In the records below, take the line containing "Parse this screenshot: output" and every line following it, and write them out exactly.
┌──
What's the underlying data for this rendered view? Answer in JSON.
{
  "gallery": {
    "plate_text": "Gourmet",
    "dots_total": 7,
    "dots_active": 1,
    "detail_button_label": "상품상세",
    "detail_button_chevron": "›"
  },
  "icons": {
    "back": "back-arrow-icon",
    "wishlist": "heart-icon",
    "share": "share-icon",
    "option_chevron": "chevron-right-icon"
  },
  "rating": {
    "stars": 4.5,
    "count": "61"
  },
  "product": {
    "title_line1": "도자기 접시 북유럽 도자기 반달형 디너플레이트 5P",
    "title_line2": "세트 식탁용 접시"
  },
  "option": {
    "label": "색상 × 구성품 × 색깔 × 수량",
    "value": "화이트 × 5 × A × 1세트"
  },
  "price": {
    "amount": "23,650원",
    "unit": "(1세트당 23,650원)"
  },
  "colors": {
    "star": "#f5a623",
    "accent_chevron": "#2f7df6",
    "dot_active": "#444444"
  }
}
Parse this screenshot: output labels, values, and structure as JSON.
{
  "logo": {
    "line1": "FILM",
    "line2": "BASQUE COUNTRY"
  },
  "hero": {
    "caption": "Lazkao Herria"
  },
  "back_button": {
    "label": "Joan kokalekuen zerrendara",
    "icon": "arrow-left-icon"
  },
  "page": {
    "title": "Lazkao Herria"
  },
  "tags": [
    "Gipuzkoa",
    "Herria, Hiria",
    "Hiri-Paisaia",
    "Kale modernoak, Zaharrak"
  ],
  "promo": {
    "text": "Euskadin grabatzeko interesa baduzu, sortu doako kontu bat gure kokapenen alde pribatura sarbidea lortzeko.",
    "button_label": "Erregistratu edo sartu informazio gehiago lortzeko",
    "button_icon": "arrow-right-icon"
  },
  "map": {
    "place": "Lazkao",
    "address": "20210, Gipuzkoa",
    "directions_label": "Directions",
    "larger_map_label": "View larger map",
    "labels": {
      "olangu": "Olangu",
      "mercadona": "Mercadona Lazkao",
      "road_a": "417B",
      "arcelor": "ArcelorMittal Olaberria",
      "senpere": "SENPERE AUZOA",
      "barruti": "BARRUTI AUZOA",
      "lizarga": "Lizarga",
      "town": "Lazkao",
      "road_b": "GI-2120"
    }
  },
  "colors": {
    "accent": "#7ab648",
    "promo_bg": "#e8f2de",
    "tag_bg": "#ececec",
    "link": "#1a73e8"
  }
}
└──
- [Output]:
Parse this screenshot: output labels, values, and structure as JSON.
{
  "logo": {
    "line1": "FILM",
    "line2": "BASQUE COUNTRY"
  },
  "hero": {
    "caption": "Lazkao Herria"
  },
  "back_button": {
    "label": "Joan kokalekuen zerrendara",
    "icon": "arrow-left-icon"
  },
  "page": {
    "title": "Lazkao Herria"
  },
  "tags": [
    "Gipuzkoa",
    "Herria, Hiria",
    "Hiri-Paisaia",
    "Kale modernoak, Zaharrak"
  ],
  "promo": {
    "text": "Euskadin grabatzeko interesa baduzu, sortu doako kontu bat gure kokapenen alde pribatura sarbidea lortzeko.",
    "button_label": "Erregistratu edo sartu informazio gehiago lortzeko",
    "button_icon": "arrow-right-icon"
  },
  "map": {
    "place": "Lazkao",
    "address": "20210, Gipuzkoa",
    "directions_label": "Directions",
    "larger_map_label": "View larger map",
    "labels": {
      "olangu": "Olangu",
      "mercadona": "Mercadona Lazkao",
      "road_a": "417B",
      "arcelor": "ArcelorMittal Olaberria",
      "senpere": "SENPERE AUZOA",
      "barruti": "BARRUTI AUZOA",
      "lizarga": "Lizarga",
      "town": "Lazkao",
      "road_b": "GI-2120"
    }
  },
  "colors": {
    "accent": "#7ab648",
    "promo_bg": "#e8f2de",
    "tag_bg": "#ececec",
    "link": "#1a73e8"
  }
}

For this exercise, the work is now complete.